Conservationists often hail nature-based recreation and ecotourism as critical tools in the fight to preserve wild lands. This support is based on the assumption that many recreational activities have little impact on parks and other natural areas. But a study in Conservation Letters suggests that even the least-disruptive activities can upset ecosystems and diminish biodiversity.
Led by Sarah Reed and Adina Merenlender of the University of California, Berkeley, the study investigates how hiking, mountain biking, and other quiet, nonmotorized activities affect the presence of carnivores in parts of Northern California. The researchers spent four months surveying populations of bobcats, red foxes, and other predators in 14 parks and preserves that permit limited recreation. As a control, they conducted similar surveys in protected areas where recreation is barred.
Reed and Merenlender found that densities of coyotes and bobcats were roughly five times lower in the areas permitting recreation. Those areas were also home to domestic dogs and cats, which were absent in the areas that did not permit recreation.
The researchers infer that even seemingly benign forms of recreation scare off key carnivores, thereby removing predators that keep domestic animals in check. In turn, those domestic animals can decimate populations of birds and small animals, setting off a cascade that reduces biodiversity.
This leaves conservation advocates and policy makers with a dilemma. Recreation users are often some of the strongest proponents of protecting public lands, and their support is critical to new conservation proposals. The challenge, Reed and Merenlender argue, is to preserve this support while developing management strategies that minimize recreation’s impact. ❧

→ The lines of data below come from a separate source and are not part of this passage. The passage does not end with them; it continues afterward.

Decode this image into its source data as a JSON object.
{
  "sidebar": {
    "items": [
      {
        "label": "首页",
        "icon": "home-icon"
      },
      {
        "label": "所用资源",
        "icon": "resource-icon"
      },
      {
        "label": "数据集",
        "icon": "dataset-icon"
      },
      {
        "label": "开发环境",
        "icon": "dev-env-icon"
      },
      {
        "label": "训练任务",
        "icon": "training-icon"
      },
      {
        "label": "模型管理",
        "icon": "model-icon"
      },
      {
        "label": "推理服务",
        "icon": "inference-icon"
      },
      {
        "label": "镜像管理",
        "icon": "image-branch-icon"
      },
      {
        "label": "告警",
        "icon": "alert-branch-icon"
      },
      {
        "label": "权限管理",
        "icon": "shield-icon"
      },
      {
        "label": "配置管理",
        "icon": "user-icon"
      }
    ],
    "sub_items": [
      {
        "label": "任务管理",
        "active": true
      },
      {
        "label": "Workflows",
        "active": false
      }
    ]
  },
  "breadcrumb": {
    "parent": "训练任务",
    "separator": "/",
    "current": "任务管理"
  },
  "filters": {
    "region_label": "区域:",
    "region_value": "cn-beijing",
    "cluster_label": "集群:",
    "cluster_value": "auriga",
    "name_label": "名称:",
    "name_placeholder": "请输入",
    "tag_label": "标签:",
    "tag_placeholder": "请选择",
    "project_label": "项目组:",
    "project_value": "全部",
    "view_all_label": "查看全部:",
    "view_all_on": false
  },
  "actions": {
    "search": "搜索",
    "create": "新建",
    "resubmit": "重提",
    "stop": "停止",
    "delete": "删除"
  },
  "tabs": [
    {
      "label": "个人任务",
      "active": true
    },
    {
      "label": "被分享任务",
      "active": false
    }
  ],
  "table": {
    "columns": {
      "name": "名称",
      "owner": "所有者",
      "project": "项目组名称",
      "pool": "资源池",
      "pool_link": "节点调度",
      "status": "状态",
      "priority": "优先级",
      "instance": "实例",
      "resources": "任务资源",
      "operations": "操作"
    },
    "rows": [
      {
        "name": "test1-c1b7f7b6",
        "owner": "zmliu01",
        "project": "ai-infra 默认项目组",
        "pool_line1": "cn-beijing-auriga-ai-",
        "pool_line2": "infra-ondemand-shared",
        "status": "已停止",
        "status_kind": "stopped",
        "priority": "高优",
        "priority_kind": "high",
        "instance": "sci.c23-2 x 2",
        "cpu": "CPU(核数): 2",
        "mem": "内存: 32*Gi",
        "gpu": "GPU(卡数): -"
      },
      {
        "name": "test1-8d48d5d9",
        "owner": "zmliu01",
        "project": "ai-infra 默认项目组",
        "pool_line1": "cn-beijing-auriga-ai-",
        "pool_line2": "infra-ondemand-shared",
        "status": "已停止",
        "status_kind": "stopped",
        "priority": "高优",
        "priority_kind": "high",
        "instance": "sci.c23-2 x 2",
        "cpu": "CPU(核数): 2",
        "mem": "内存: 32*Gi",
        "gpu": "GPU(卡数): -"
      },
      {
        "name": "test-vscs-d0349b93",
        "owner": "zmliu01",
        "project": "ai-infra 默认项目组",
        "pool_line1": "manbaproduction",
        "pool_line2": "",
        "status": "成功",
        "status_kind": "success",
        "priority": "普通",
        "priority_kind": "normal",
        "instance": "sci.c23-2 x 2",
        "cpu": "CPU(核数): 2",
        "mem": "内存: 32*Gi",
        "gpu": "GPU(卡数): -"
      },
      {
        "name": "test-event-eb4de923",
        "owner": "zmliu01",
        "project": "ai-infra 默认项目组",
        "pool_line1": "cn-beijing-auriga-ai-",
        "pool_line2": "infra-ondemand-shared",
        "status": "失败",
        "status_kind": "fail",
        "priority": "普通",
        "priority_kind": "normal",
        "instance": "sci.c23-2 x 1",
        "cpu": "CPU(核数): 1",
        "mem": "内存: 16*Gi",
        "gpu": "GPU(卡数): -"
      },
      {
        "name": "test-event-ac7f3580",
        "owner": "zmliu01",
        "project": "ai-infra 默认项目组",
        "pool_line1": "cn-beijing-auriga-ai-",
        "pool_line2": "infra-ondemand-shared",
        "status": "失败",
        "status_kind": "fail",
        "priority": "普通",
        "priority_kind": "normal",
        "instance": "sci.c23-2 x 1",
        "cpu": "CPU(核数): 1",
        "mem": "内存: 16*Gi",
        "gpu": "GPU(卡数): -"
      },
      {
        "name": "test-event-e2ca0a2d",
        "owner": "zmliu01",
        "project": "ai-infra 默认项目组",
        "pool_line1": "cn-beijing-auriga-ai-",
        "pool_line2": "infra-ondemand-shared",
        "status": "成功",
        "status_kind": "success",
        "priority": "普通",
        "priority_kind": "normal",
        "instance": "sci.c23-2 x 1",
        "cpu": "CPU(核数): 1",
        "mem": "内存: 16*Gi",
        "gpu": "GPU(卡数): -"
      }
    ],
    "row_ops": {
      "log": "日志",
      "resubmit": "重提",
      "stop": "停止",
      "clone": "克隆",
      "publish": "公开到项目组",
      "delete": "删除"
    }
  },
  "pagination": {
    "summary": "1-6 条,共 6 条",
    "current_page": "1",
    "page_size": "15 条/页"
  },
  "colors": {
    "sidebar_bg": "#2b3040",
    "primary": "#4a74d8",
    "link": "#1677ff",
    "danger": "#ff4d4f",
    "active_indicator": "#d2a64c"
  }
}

Reed, S.E. and A.M. Merenlender. 2008. Quiet, nonconsumptive recreation reduces protected area effectiveness. Conservation Letters 1(3):146–154.